“The lack of government intervention may reflect limited tools to temper the market, given the surge of activity is driven by domestic buyers who have strong credit and are already subject to mortgage stress tests,” Yu said. “The primary drivers of the current boom are low borrowing costs and a shift in household pandemic preferences. Both are outside the control of policy makers and are expected to naturally wane as the pandemic eases.”


@tomfletcherbc
tfletcher@blackpress.ca

Like us on Facebook and follow us on Twitter.

BC legislatureCoronavirusReal estate

Just Posted

A person receives a COVID-19 vaccine at a vaccination clinic run by Vancouver Coastal Health, in Richmond, B.C., Saturday, April 10, 2021. (THE CANADIAN PRESS/Jonathan Hayward)
Local youth vaccination clinics underway

Pfizer vaccine will be used

Priya Sharma. (Submitted)
Column: Why ultimatums don’t work

By Priya Sharma It is a common misconception that people can choose… Continue reading

People had a chance to interact with different animals at the petting zoo, participate in mutton busting, and buy everything local during the Fall Fair held in 2019. (Aman Parhar/Omineca Express)
55th Fall Fair in Vanderhoof cancelled

Alternative events eyed once again

People line up to get their COVID-19 vaccine at a vaccination centre, Thursday, June 10, 2021 in Montreal. THE CANADIAN PRESS/Ryan Remiorz
Vaccines, low COVID case counts increase Father’s Day hope, but risk is still there

Expert says people will have to do their own risk calculus before popping in on Papa

FILE – A science class at L.A. Matheson Secondary in Surrey, B.C. on March 12, 2021. (Lauren Collins/Surrey Now Leader)
Teachers’ union wants more COVID transmission data as B.C. prepares for back-to-school

BCTF says that details will be important as province works on plan for September

Provincial health officer Dr. Bonnie Henry outlines B.C.’s COVID-19 restart plan, May 25, 2021, including larger gatherings and a possible easing of mandatory masks on July 1. (B.C. government photo)
B.C. records 120 new COVID-19 cases, second vaccines accelerating
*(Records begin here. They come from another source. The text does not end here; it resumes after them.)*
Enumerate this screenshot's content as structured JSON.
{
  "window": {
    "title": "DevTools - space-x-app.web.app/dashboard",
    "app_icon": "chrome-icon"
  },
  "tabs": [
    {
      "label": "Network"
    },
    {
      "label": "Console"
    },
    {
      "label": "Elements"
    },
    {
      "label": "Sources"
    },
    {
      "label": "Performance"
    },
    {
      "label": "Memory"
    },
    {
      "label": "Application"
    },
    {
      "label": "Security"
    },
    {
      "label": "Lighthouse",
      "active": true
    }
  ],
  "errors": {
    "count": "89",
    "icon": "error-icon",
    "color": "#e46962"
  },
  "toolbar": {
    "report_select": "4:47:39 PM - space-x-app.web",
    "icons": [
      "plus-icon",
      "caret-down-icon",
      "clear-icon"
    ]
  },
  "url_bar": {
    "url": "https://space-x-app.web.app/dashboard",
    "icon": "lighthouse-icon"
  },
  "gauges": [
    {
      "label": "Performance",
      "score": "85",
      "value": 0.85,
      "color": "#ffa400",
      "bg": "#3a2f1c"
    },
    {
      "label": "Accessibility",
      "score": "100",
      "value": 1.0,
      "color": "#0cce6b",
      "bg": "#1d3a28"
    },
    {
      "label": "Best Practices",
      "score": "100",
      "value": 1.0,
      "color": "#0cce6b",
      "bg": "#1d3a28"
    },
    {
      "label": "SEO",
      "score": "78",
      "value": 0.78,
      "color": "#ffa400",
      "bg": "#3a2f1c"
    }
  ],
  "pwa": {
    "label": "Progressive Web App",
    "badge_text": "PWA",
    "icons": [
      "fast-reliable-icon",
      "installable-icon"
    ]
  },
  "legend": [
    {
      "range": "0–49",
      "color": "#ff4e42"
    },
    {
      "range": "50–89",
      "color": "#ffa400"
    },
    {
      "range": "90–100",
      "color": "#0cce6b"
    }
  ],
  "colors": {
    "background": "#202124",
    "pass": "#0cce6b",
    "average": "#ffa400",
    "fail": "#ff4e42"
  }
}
Lower Pfizer deliveries for early July, Moderna shipments up

A Heffley Creek peacock caught not one - but two - lifts on a logging truck this month. (Photo submitted)
Heffley Creek-area peacock hops logging trucks in search of love

Peacock hitched two lifts in the past month

The Calgary skyline is seen on Friday, Sept. 15, 2017. THE CANADIAN PRESS/Jeff McIntosh
2 deaths from COVID-19 Delta variant in Alberta, 1 patient was fully immunized

Kerry Williamson with Alberta Health Services says the patients likely acquired the virus in the hospital

The first suspension bridge is the tallest in Canada, with a second suspension bridge just below it. The two are connected by a trail that’s just over 1 km. (Claire Palmer photo)
PHOTOS: The highest suspension bridges in Canada just opened in B.C.

The Skybridge in Golden allows visitors to take in views standing at 130 and 80 metres

BC Green Party leader and Cowichan Valley MLA Sonia Furstenau introduced a petition to the provincial legislature on Thursday calling for the end of old-growth logging in the province. (File photo)
BC Green leader Furstenau introduces old-growth logging petition

Party calls for the end of old-growth logging as protests in Fairy Creek continue

B.C. Premier John Horgan leaves his office for a news conference in the legislature rose garden, June 3, 2020. (B.C. government photo)
B.C. premier roasted for office budget, taxing COVID-19 benefits

Youth addiction law that triggered election hasn’t appeared

A vial containing the Moderna COVID-19 vaccine is shown at a vaccination site in Marcq en Baroeul, outside Lille, northern France, Saturday, March 20, 2021. THE CANADIAN PRESS/AP/Michel Spingler
mRNA vaccines ‘preferred’ for all Canadians, including as 2nd dose after AstraZeneca: NACI

New recommendations prioritizes Pfizer, Moderna in almost all cases

Most Read